Michael Lonnon – 08:12

Great point. We started off when I asked you personality or skills and you said personality? When you’re trying to find the right people, even if face to face or online, what sort of traits do you look for? What sort of traits should others look for in the people that they’re trying to recruit?

Dan Rosehill – 08:32

For me personality. I think, first and foremost, you’ve got to check the skill sets are okay. But as you say, as I say sorry, personalities are the most important aspect. So what I’m thinking about first and foremost is often who’s the hiring manager? Who’s this particular candidate going to be reporting into, and then I look to see whether or not there’s going to be a rapport between those two personnel. That’s quite easy to tell because I’ve been here for three years now, I think I’ve developed some really good relationships with the management team. I know what each one of them like in terms of the personality features of people that we’re bringing in. You get a sense of that as soon as you talk to somebody on the phone; whether or not they’re going to get on with that person that they’re reporting into. So I’m looking for things like that. One of the key features that I look for, and that we look for as a business is two things, its longevity and its loyalty. When we see people that have been part of a company for five, six years, that demonstrates to me that they’ve stuck with it for the long term, they’re not just out for themselves trying to, move around from one organisation to another. If you look at HSO we’re very proud of the retention rates that we’ve got, we hold on to people for a long, long period of time and it engenders an environment where everybody knows each other, and everybody supports each other. So we want people that buy into that type of culture.

Michael Lonnon – 09:57

What is the number one piece of advice you’d give to somebody trying to find new talent, what’s the best piece of advice you could give?

Dan Rosehill – 10:05

Good question.
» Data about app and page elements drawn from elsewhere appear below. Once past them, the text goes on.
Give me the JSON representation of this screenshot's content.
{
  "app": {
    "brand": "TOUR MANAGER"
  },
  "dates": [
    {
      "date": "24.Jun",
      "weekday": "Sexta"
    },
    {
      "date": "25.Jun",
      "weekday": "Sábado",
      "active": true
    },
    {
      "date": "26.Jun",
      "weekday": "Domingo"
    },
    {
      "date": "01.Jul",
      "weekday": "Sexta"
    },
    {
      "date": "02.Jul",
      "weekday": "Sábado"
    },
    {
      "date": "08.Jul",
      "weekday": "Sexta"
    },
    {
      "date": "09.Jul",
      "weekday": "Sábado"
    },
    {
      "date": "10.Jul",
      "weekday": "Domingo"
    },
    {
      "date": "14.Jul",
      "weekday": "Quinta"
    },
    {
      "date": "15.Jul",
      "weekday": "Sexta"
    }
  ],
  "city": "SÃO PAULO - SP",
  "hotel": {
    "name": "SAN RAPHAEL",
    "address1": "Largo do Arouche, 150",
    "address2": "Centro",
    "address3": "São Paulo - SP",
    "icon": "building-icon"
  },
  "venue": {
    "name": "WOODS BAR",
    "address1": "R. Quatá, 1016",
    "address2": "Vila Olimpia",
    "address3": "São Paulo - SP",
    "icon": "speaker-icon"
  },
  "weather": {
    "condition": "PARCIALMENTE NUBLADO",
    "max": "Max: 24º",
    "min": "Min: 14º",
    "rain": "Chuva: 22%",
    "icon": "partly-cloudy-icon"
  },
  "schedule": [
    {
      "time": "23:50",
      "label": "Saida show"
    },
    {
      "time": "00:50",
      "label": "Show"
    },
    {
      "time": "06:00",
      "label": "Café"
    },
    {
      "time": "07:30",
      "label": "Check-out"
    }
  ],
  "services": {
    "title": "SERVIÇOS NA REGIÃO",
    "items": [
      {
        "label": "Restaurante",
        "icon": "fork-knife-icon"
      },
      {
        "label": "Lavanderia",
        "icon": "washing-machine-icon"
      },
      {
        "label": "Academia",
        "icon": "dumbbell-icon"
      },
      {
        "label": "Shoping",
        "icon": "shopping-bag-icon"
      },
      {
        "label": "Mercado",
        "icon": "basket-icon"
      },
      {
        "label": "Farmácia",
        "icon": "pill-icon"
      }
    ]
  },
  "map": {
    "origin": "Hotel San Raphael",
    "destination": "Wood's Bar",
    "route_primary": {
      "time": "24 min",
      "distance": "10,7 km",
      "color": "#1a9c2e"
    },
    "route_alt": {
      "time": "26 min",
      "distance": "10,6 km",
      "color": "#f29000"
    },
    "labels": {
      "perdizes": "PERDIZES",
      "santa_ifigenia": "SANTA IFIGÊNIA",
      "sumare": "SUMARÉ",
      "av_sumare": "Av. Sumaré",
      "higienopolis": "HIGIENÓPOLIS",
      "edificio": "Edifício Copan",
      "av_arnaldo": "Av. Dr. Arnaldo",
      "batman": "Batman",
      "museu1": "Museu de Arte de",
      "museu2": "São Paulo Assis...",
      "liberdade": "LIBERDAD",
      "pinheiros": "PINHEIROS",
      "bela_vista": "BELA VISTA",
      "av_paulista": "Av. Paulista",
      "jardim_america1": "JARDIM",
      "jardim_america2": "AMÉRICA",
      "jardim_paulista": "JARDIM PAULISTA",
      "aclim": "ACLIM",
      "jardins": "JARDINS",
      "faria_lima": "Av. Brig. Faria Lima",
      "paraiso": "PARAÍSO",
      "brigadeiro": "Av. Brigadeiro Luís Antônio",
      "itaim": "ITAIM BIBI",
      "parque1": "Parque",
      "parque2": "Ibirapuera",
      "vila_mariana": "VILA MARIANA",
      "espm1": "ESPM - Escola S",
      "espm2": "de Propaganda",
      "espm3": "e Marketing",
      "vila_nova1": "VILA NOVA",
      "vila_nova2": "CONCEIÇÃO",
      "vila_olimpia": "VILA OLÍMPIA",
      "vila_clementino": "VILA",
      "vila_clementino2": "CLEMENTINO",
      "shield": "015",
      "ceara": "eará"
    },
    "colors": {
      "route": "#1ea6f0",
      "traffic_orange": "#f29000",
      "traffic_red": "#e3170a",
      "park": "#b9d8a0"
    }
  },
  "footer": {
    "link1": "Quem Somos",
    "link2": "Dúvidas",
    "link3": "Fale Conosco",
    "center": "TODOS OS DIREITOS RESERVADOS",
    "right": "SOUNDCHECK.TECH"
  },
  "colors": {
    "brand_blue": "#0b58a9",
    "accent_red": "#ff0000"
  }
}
There are two areas you can talk about here, which is the actual technical components of recruitment and how you find these people using LinkedIn and all of that sort of stuff but that’s a bit boring; I think any recruiter can kind of do their job. So for me, it’s about finding the right personality. The way you look at this is that technical skills can be taught and they can be taught very easily. So what you’re looking for is a couple of things here. It’s adaptability, somebody that is adaptable, open to learning new things, not overly arrogant to think that they know everything, but open to learning more things. I think that’s the key really, people that are adaptable and open to learn; those two things.

Michael Lonnon – 10:49

In searching for talent, it’s not necessarily about using or trawling job sites or scraping LinkedIn. Rather than Dan believes finding the best talent is more successful when using the relationships and networks that you yourself have built up over the years. It’s also about using the networks and relationships of other company employees. If we take HSO as an example, consider there’s 250 employees. Each member of staff has their own network and their own set of relationships that can act as a source of making contact with potential new staff. Once you’ve identified potential candidates, it’s then about aligning personalities to ensure the right cultural fit for all parties. I hope you enjoyed the podcast and it gave you some useful advice about where and how to find the best people for your business. Until next time, take care of yourselves.

BACK TO THE SERIES OVERVIEW